Leaning ladders may only be placed at fixed points (e.g. house walls) on solid ground. The angle of attack should be approx. 65 ° to 75 ° and the ladder should protrude at least three rungs over a possible entry opening.

Wooden ladders may only be painted with clear varnish so that cracks or other damage remain visible.

Climbing techniques

When climbing a ladder, a distinction is made between two techniques, the pass and the cloister .

See also


Web links

Commons : Ladders  - Collection of images, videos and audio files
Wiktionary: ladder  - explanations of meanings, word origins, synonyms, translations

Individual evidence

  1. ^ Franz-Josef Sehr : Development of fire protection . In: Freiwillige Feuerwehr Obertiefenbach e. V. (Ed.): 125 years of the Obertiefenbach volunteer fire brigade . Reference 2005, ISBN 978-3-926262-03-5 , pp. 114-119 .
  2. ^ Ostthüringer Zeitung: The last original ladder maker in Germany
  3. Portable ladders In: Manual for the basic training of volunteer fire brigades. Retrieved December 3, 2015.
  4. a b Fire Brigade Regulations 10 . The portable ladders . Committee on Fire Brigade Matters, Disaster Control and Civil Defense (AFKzV), Federal Office for Civil Protection and Disaster Aid, 1996.
  5. a b DIN EN 1147 supplement 1 (2012-08-00)
  6. JT Demel: Rescue height of the 4-part extension ladder in relation to MBO, FwDV 10 and DGVU. In: https://www.demel-net.de . JT Demel, November 6, 2017, accessed November 6, 2017 .
  7. Use of an eight-part extension ladder for rescuing people in 1987 Cologne In: Der Feuerwehrmann. 12/1987.
  8. a b Thomas Zawadke: Portable ladders. In: The red booklets - compact training. 204. Kohlhammer Verlag, 2005.
  9. LFV Bayern (2014): Technical information on portable ladders for rescuing people.
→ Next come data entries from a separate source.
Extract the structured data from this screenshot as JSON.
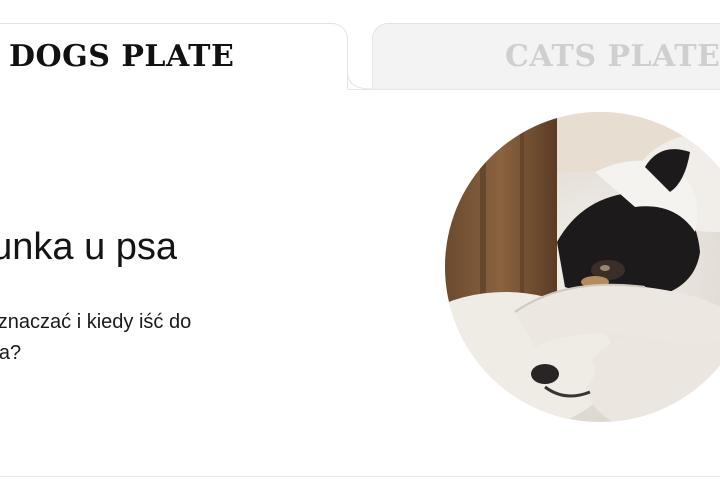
{
  "tabs": {
    "dogs_label": "DOGS PLATE",
    "cats_label": "CATS PLATE"
  },
  "article": {
    "title": "gunka u psa",
    "subtitle_line1": "że oznaczać i kiedy iść do",
    "subtitle_line2": "narza?"
  },
  "colors": {
    "active_tab_text": "#111111",
    "inactive_tab_text": "#cfcfcf",
    "inactive_tab_bg": "#f3f3f3",
    "border": "#e3e3e3"
  },
  "image": {
    "subject": "dog-covering-eyes-with-paw-on-fluffy-blanket"
  }
}
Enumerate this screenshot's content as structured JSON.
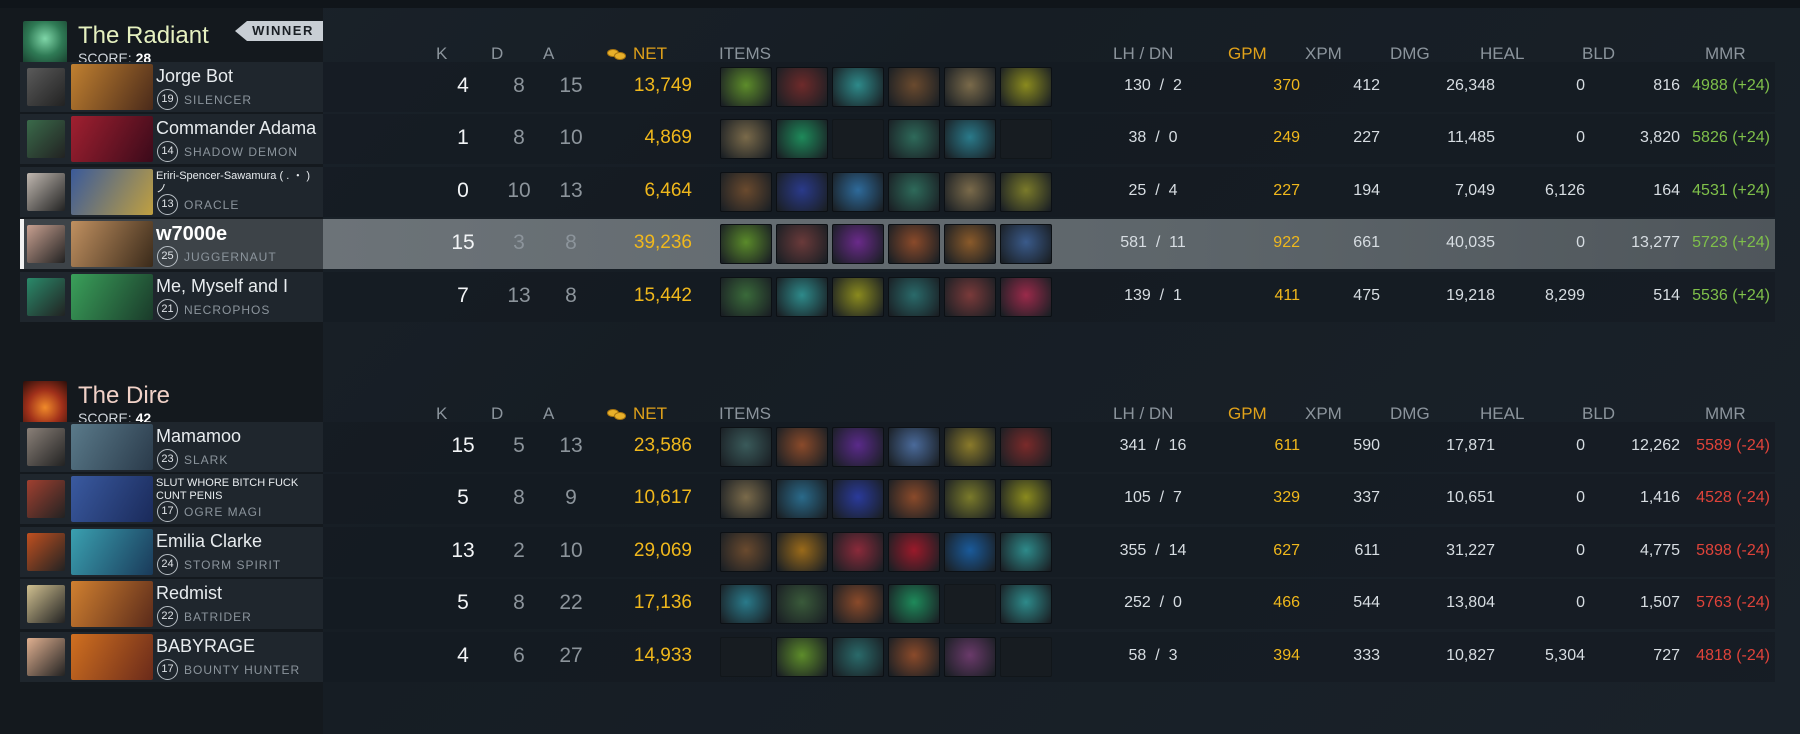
{
  "radiant": {
    "name": "The Radiant",
    "score_label": "SCORE:",
    "score": "28",
    "badge": "WINNER",
    "name_color": "#e6f1c0",
    "players": [
      {
        "name": "Jorge Bot",
        "level": "19",
        "hero": "SILENCER",
        "k": "4",
        "d": "8",
        "a": "15",
        "net": "13,749",
        "lh": "130",
        "dn": "2",
        "gpm": "370",
        "xpm": "412",
        "dmg": "26,348",
        "heal": "0",
        "bld": "816",
        "mmr": "4988 (+24)",
        "items": [
          "#5d8c2a",
          "#6e2a2a",
          "#2e8a8a",
          "#6a4a2e",
          "#7a6a4a",
          "#8a8a1e"
        ]
      },
      {
        "name": "Commander Adama",
        "level": "14",
        "hero": "SHADOW DEMON",
        "k": "1",
        "d": "8",
        "a": "10",
        "net": "4,869",
        "lh": "38",
        "dn": "0",
        "gpm": "249",
        "xpm": "227",
        "dmg": "11,485",
        "heal": "0",
        "bld": "3,820",
        "mmr": "5826 (+24)",
        "items": [
          "#7a6a4a",
          "#1e8a5a",
          "",
          "#2e6a5a",
          "#2a7a8a",
          ""
        ]
      },
      {
        "name": "Eriri-Spencer-Sawamura (  .  ・ ) ノ",
        "level": "13",
        "hero": "ORACLE",
        "k": "0",
        "d": "10",
        "a": "13",
        "net": "6,464",
        "lh": "25",
        "dn": "4",
        "gpm": "227",
        "xpm": "194",
        "dmg": "7,049",
        "heal": "6,126",
        "bld": "164",
        "mmr": "4531 (+24)",
        "items": [
          "#6a4a2e",
          "#2a3a8a",
          "#2e6a9a",
          "#2e6a5a",
          "#7a6a4a",
          "#7a7a2a"
        ]
      },
      {
        "name": "w7000e",
        "level": "25",
        "hero": "JUGGERNAUT",
        "k": "15",
        "d": "3",
        "a": "8",
        "net": "39,236",
        "lh": "581",
        "dn": "11",
        "gpm": "922",
        "xpm": "661",
        "dmg": "40,035",
        "heal": "0",
        "bld": "13,277",
        "mmr": "5723 (+24)",
        "items": [
          "#5a8a2a",
          "#6a3a3a",
          "#6a2a8a",
          "#8a4a2a",
          "#8a5a2a",
          "#3a5a8a"
        ]
      },
      {
        "name": "Me, Myself and I",
        "level": "21",
        "hero": "NECROPHOS",
        "k": "7",
        "d": "13",
        "a": "8",
        "net": "15,442",
        "lh": "139",
        "dn": "1",
        "gpm": "411",
        "xpm": "475",
        "dmg": "19,218",
        "heal": "8,299",
        "bld": "514",
        "mmr": "5536 (+24)",
        "items": [
          "#3a6a3a",
          "#2e8a8a",
          "#8a8a1e",
          "#2a6a6a",
          "#7a3a3a",
          "#9a2a4a"
        ]
      }
    ]
  },
  "dire": {
    "name": "The Dire",
    "score_label": "SCORE:",
    "score": "42",
    "name_color": "#f2d2c8",
    "players": [
      {
        "name": "Mamamoo",
        "level": "23",
        "hero": "SLARK",
        "k": "15",
        "d": "5",
        "a": "13",
        "net": "23,586",
        "lh": "341",
        "dn": "16",
        "gpm": "611",
        "xpm": "590",
        "dmg": "17,871",
        "heal": "0",
        "bld": "12,262",
        "mmr": "5589 (-24)",
        "items": [
          "#3a5a5a",
          "#8a4a2a",
          "#5a2a8a",
          "#4a6a9a",
          "#8a7a2a",
          "#7a2a2a"
        ]
      },
      {
        "name": "SLUT WHORE BITCH FUCK CUNT PENIS",
        "level": "17",
        "hero": "OGRE MAGI",
        "k": "5",
        "d": "8",
        "a": "9",
        "net": "10,617",
        "lh": "105",
        "dn": "7",
        "gpm": "329",
        "xpm": "337",
        "dmg": "10,651",
        "heal": "0",
        "bld": "1,416",
        "mmr": "4528 (-24)",
        "items": [
          "#7a6a4a",
          "#2a6a8a",
          "#2a3a9a",
          "#8a4a2a",
          "#7a7a2a",
          "#8a8a1e"
        ]
      },
      {
        "name": "Emilia Clarke",
        "level": "24",
        "hero": "STORM SPIRIT",
        "k": "13",
        "d": "2",
        "a": "10",
        "net": "29,069",
        "lh": "355",
        "dn": "14",
        "gpm": "627",
        "xpm": "611",
        "dmg": "31,227",
        "heal": "0",
        "bld": "4,775",
        "mmr": "5898 (-24)",
        "items": [
          "#6a4a2e",
          "#9a6a1a",
          "#8a2a3a",
          "#9a1a2a",
          "#1a5a9a",
          "#2e8a8a"
        ]
      },
      {
        "name": "Redmist",
        "level": "22",
        "hero": "BATRIDER",
        "k": "5",
        "d": "8",
        "a": "22",
        "net": "17,136",
        "lh": "252",
        "dn": "0",
        "gpm": "466",
        "xpm": "544",
        "dmg": "13,804",
        "heal": "0",
        "bld": "1,507",
        "mmr": "5763 (-24)",
        "items": [
          "#2a7a8a",
          "#3a5a3a",
          "#8a4a2a",
          "#1e8a5a",
          "",
          "#2e8a8a"
        ]
      },
      {
        "name": "BABYRAGE",
        "level": "17",
        "hero": "BOUNTY HUNTER",
        "k": "4",
        "d": "6",
        "a": "27",
        "net": "14,933",
        "lh": "58",
        "dn": "3",
        "gpm": "394",
        "xpm": "333",
        "dmg": "10,827",
        "heal": "5,304",
        "bld": "727",
        "mmr": "4818 (-24)",
        "items": [
          "",
          "#5d8c2a",
          "#2a6a6a",
          "#8a4a2a",
          "#6a3a6a",
          ""
        ]
      }
    ]
  },
  "columns": {
    "k": "K",
    "d": "D",
    "a": "A",
    "net": "NET",
    "items": "ITEMS",
    "lhdn": "LH  /  DN",
    "gpm": "GPM",
    "xpm": "XPM",
    "dmg": "DMG",
    "heal": "HEAL",
    "bld": "BLD",
    "mmr": "MMR"
  },
  "colors": {
    "gold": "#f0b81c",
    "mmr_up": "#7fc04a",
    "mmr_down": "#e0433a",
    "highlight_row": "#6c7378"
  }
}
Use of the multifunctional ladder according to DIN EN 1147 ( Memento from March 4, 2016 in the Internet Archive ) (PDF) Supplement 1 - Portable ladders for the fire brigade according to DIN EN 1147.
  10. https://www.obstleiter.de/